(Website and app data records)
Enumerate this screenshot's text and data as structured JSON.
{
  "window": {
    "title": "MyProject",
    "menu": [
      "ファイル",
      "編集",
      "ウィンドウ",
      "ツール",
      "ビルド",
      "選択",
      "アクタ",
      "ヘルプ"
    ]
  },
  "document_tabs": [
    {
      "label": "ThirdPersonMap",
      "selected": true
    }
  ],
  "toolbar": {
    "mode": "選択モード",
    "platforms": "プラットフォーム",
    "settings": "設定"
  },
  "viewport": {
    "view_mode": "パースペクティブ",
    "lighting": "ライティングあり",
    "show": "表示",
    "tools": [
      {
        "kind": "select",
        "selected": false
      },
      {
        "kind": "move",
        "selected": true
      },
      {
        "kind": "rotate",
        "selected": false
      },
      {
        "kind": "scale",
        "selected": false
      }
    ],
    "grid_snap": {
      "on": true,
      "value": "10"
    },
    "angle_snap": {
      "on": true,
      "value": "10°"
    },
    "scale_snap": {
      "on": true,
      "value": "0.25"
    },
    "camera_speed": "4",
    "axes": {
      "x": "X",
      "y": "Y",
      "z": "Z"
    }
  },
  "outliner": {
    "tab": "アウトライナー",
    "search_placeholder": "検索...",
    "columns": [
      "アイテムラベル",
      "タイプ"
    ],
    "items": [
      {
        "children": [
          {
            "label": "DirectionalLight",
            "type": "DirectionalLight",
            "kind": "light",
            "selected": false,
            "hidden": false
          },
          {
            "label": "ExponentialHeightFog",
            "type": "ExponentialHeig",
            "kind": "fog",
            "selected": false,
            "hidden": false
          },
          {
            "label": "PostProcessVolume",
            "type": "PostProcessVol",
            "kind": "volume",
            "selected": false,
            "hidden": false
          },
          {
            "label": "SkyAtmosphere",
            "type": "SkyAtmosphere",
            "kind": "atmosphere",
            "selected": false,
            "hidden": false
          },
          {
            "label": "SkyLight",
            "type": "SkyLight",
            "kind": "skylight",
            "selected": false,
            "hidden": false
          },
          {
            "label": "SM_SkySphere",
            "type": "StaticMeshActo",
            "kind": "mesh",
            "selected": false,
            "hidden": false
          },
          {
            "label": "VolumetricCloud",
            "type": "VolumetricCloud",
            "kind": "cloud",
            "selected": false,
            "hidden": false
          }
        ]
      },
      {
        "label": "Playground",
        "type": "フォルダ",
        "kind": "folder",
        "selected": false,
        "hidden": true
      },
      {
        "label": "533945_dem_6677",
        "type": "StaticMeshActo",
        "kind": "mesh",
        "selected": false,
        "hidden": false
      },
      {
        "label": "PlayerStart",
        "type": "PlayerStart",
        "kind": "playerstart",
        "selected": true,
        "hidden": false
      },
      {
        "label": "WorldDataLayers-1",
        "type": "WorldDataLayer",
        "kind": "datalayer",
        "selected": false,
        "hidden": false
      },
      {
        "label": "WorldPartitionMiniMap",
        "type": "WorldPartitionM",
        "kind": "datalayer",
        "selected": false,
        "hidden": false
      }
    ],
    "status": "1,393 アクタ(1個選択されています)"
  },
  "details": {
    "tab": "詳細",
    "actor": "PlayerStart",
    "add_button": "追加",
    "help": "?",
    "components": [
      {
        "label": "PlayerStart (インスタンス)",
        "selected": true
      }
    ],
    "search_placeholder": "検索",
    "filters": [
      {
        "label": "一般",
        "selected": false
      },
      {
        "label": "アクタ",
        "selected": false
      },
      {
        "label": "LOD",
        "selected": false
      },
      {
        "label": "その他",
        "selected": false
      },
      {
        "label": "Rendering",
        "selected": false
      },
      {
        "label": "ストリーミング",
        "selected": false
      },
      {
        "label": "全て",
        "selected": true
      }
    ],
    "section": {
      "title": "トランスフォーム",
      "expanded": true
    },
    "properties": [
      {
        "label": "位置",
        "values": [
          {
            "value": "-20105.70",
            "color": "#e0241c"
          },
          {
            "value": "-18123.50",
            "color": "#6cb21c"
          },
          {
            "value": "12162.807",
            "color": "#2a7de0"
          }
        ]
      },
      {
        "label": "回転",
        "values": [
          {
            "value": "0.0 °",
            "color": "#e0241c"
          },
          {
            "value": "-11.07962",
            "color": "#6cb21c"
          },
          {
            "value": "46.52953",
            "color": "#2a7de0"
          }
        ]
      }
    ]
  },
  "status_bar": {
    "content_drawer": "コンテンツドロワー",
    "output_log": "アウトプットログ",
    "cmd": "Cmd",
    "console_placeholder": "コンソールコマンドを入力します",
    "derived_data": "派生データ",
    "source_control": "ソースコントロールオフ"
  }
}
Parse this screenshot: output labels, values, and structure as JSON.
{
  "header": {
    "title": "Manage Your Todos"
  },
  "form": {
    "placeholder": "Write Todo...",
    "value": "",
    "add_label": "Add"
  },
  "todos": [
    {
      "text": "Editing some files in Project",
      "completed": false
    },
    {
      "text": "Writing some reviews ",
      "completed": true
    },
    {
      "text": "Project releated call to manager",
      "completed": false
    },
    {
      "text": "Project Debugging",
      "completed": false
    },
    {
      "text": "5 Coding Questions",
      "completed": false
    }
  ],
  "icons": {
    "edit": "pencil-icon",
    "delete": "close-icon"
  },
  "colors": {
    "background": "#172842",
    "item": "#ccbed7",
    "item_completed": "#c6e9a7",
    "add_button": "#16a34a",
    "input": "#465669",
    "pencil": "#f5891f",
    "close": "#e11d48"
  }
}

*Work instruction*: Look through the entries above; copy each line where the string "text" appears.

*Output for this task*:
Enumerate this screenshot's text and data as structured JSON.
      "text": "Editing some files in Project",
      "text": "Writing some reviews ",
      "text": "Project releated call to manager",
      "text": "Project Debugging",
      "text": "5 Coding Questions",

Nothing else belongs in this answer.